Sep Vanmarcke's (Belkin) Bianchi Infinito CV for Ronde van Vlaanderen (Image credit: Jonny Irick)

Italian bike manufacturer Bianchi begun in 1885 and has been at the forefront of technical innovation ever since Edoardo Bianchi started the business from his workshop at 7 Via Nirone, Milan. In the 19th century the company was the first to change to equal-sized wheels with pneumatic rubber tires and in the 21st century it has worked to developed carbon fibre bicycles that cancel out vibration, a key factor when racing in the Cobbled Classics.

The Infinito CV is the flagship bike for Bianchi and was used by the WorldTour team Belkin during the Cobbled Classics, taking Sep Vanmarcke to third at Ronde van Vlaanderen and fourth at Paris-Roubaix.
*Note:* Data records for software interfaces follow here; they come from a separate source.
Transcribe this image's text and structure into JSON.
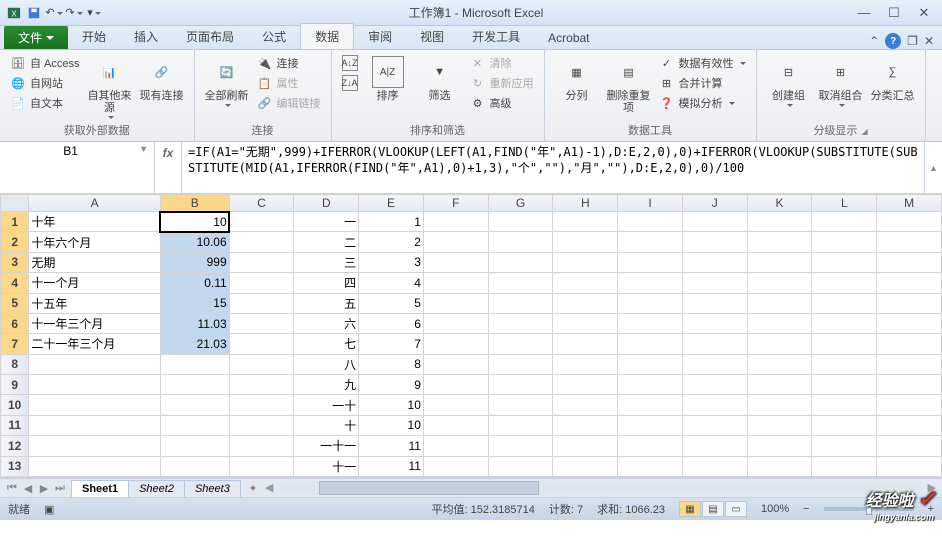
{
  "title": "工作簿1 - Microsoft Excel",
  "ribbon": {
    "file": "文件",
    "tabs": [
      "开始",
      "插入",
      "页面布局",
      "公式",
      "数据",
      "审阅",
      "视图",
      "开发工具",
      "Acrobat"
    ],
    "active_tab": "数据"
  },
  "groups": {
    "g1": {
      "label": "获取外部数据",
      "from_access": "自 Access",
      "from_web": "自网站",
      "from_text": "自文本",
      "other": "自其他来源",
      "existing": "现有连接"
    },
    "g2": {
      "label": "连接",
      "refresh": "全部刷新",
      "connections": "连接",
      "properties": "属性",
      "edit_links": "编辑链接"
    },
    "g3": {
      "label": "排序和筛选",
      "sort": "排序",
      "filter": "筛选",
      "clear": "清除",
      "reapply": "重新应用",
      "advanced": "高级"
    },
    "g4": {
      "label": "数据工具",
      "text_to_col": "分列",
      "remove_dup": "删除重复项",
      "validation": "数据有效性",
      "consolidate": "合并计算",
      "whatif": "模拟分析"
    },
    "g5": {
      "label": "分级显示",
      "group": "创建组",
      "ungroup": "取消组合",
      "subtotal": "分类汇总"
    }
  },
  "name_box": "B1",
  "formula": "=IF(A1=\"无期\",999)+IFERROR(VLOOKUP(LEFT(A1,FIND(\"年\",A1)-1),D:E,2,0),0)+IFERROR(VLOOKUP(SUBSTITUTE(SUBSTITUTE(MID(A1,IFERROR(FIND(\"年\",A1),0)+1,3),\"个\",\"\"),\"月\",\"\"),D:E,2,0),0)/100",
  "columns": [
    "A",
    "B",
    "C",
    "D",
    "E",
    "F",
    "G",
    "H",
    "I",
    "J",
    "K",
    "L",
    "M"
  ],
  "rows": [
    {
      "r": "1",
      "A": "十年",
      "B": "10",
      "D": "一",
      "E": "1"
    },
    {
      "r": "2",
      "A": "十年六个月",
      "B": "10.06",
      "D": "二",
      "E": "2"
    },
    {
      "r": "3",
      "A": "无期",
      "B": "999",
      "D": "三",
      "E": "3"
    },
    {
      "r": "4",
      "A": "十一个月",
      "B": "0.11",
      "D": "四",
      "E": "4"
    },
    {
      "r": "5",
      "A": "十五年",
      "B": "15",
      "D": "五",
      "E": "5"
    },
    {
      "r": "6",
      "A": "十一年三个月",
      "B": "11.03",
      "D": "六",
      "E": "6"
    },
    {
      "r": "7",
      "A": "二十一年三个月",
      "B": "21.03",
      "D": "七",
      "E": "7"
    },
    {
      "r": "8",
      "A": "",
      "B": "",
      "D": "八",
      "E": "8"
    },
    {
      "r": "9",
      "A": "",
      "B": "",
      "D": "九",
      "E": "9"
    },
    {
      "r": "10",
      "A": "",
      "B": "",
      "D": "一十",
      "E": "10"
    },
    {
      "r": "11",
      "A": "",
      "B": "",
      "D": "十",
      "E": "10"
    },
    {
      "r": "12",
      "A": "",
      "B": "",
      "D": "一十一",
      "E": "11"
    },
    {
      "r": "13",
      "A": "",
      "B": "",
      "D": "十一",
      "E": "11"
    }
  ],
  "sheets": [
    "Sheet1",
    "Sheet2",
    "Sheet3"
  ],
  "status": {
    "ready": "就绪",
    "avg_label": "平均值:",
    "avg": "152.3185714",
    "count_label": "计数:",
    "count": "7",
    "sum_label": "求和:",
    "sum": "1066.23",
    "zoom": "100%"
  },
  "watermark": {
    "text": "经验啦",
    "url": "jingyanla.com"
  }
}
"Bianchi's mission in the development of the Infinito CV was primarily based on two factors; one, research into minimising stress on the athletes; and secondly, creating better control of the bike," Bianchi's product manager Angelo Lecchi explained.

The Infinito CV uses a system known as Countervail, a viscoelastic material developed between Bianchi and Materials Science Corporation (MSC) that is embedded structurally in critical areas of the frame and fork.

The bike has also been specifically designed to be ridden over tough terrain for a long time. And with a longer frame geometry, it's a bike often seen at the front of the peloton.

Watch the video below to go behind the scenes with Bianchi and don't forget to subscribe to the Cyclingnews YouTube channel.